Veliko Tarnovo is one of the oldest towns in the Bulgaria; its history dates back more than five thousand years according to archaeological excavations. The upsurge of Veliko Tarnovo is related to the period of the Second Bulgarian Empire (1185 1393). In 1185 the town was declared a capital of the restored Bulgarian State by the brothers Asen and Petar, who declared the end of the Byzantine dominion, which continued for 167 years. After its selection to be a capital, the town developed fast, as within the period 12th 14th century it was the most unconquerable Bulgarian fortress, as well as a cultural and intellectual center of Bulgaria.
The medieval fortress Tsarevets, situated on the peak, is surrounded on three sides by the river Yantra.
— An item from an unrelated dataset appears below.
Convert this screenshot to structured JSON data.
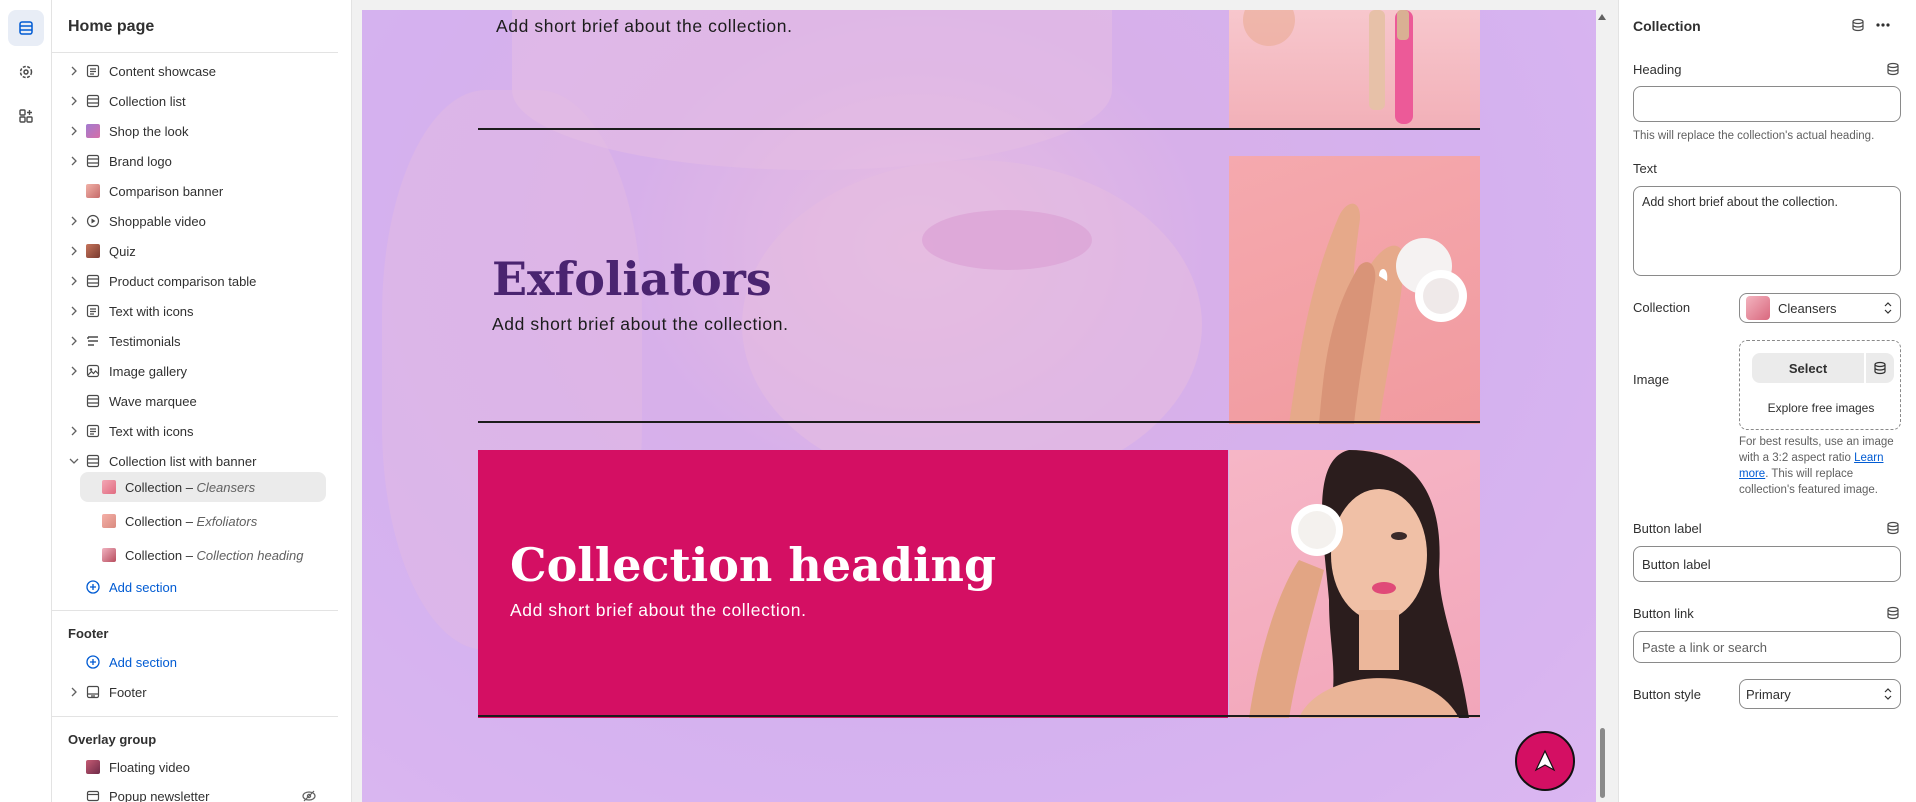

Excavations show that although Tsarevets is surrounded by a fortified wall, it was not a closed fortress, but a medieval town, in the center of which the following objects were rising: the palace, the church “St. Petka”, multiple residential and economic buildings, water reservoirs and battle towers. The Patriarch’s residence was on the highest part of Tsarevets, and the Patriarch’s church “The Ascension of Christ” was also in close proximity.
Veliko Tarnovo is also noted for its multiple orthodox temples. One of the most emblematic medieval churches is the temple “St. Forty Holy Martyrs," constructed in honor of the triumph of Tsar Ivan Asen II (1218 1241) over the Epir Despot Teodor Komnin (1180 1273). The Bulgarian tsars Kaloyan (1168 1207) and Ivan Asen II were buried here, as well as many other members of the royal families and the Bulgarian aristocracy.
During the Age of Revival (18th 19th century) Veliko Tarnovo attracted Bulgarian intellectuals. The town was also a center of the First Revolutionary Region during the April Uprising of 1876 against the Ottoman dominion.
1899. World's Fleet. Boston Daily Globe
Lloyds Register of Shipping gives the entire fleet of the world as 28,180 steamers and sailing vessels, with a total tonnage of 27,673,628, of which 39 perent are British.
|Great Britain||10,990 vessels, total tonnage of 10,792,714|
|United States||3,010 vessels, total tonnage of 2,405,887|
|Norway||2,528 vessels, tonnage of 1,604,230|
|Germany||1,676 vessels, with a tonnage of 2,453,334, in which are included her particularly large ships.|
|Sweden||1,408 vessels with a tonnage of 643, 527|
For Historical Comparison
Top 10 Maritime Nations Ranked by Value (2017)
|Country||# of Vessels||